Content starts

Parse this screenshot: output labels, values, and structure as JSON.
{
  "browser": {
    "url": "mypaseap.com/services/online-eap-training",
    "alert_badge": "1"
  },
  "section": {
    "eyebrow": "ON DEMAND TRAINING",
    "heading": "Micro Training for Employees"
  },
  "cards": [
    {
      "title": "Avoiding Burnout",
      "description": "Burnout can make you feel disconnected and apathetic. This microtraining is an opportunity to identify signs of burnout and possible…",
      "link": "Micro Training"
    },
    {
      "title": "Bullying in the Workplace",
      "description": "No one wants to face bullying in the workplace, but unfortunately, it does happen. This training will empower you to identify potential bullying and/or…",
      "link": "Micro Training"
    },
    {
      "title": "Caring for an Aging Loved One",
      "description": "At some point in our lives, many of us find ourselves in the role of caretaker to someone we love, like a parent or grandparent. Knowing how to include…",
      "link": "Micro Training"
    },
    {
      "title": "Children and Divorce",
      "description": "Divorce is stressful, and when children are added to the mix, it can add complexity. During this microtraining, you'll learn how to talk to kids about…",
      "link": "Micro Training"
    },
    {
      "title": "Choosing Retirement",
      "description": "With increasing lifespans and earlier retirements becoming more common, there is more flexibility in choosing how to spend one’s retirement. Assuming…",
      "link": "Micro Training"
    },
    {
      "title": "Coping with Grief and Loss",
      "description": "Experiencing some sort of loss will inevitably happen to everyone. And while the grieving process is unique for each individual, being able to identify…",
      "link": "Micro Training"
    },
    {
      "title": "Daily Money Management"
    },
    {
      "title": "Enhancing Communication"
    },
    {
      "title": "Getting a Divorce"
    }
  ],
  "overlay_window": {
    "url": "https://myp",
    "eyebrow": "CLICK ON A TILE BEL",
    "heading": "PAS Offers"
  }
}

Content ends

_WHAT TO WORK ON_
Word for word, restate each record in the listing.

_SOLUTION FOR THIS PROBLEM_
Parse this screenshot: output labels, values, and structure as JSON.
{
  "browser": {
    "url": "mypaseap.com/services/online-eap-training",
    "alert_badge": "1"
  },
  "section": {
    "eyebrow": "ON DEMAND TRAINING",
    "heading": "Micro Training for Employees"
  },
  "cards": [
    {
      "title": "Avoiding Burnout",
      "description": "Burnout can make you feel disconnected and apathetic. This microtraining is an opportunity to identify signs of burnout and possible…",
      "link": "Micro Training"
    },
    {
      "title": "Bullying in the Workplace",
      "description": "No one wants to face bullying in the workplace, but unfortunately, it does happen. This training will empower you to identify potential bullying and/or…",
      "link": "Micro Training"
    },
    {
      "title": "Caring for an Aging Loved One",
      "description": "At some point in our lives, many of us find ourselves in the role of caretaker to someone we love, like a parent or grandparent. Knowing how to include…",
      "link": "Micro Training"
    },
    {
      "title": "Children and Divorce",
      "description": "Divorce is stressful, and when children are added to the mix, it can add complexity. During this microtraining, you'll learn how to talk to kids about…",
      "link": "Micro Training"
    },
    {
      "title": "Choosing Retirement",
      "description": "With increasing lifespans and earlier retirements becoming more common, there is more flexibility in choosing how to spend one’s retirement. Assuming…",
      "link": "Micro Training"
    },
    {
      "title": "Coping with Grief and Loss",
      "description": "Experiencing some sort of loss will inevitably happen to everyone. And while the grieving process is unique for each individual, being able to identify…",
      "link": "Micro Training"
    },
    {
      "title": "Daily Money Management"
    },
    {
      "title": "Enhancing Communication"
    },
    {
      "title": "Getting a Divorce"
    }
  ],
  "overlay_window": {
    "url": "https://myp",
    "eyebrow": "CLICK ON A TILE BEL",
    "heading": "PAS Offers"
  }
}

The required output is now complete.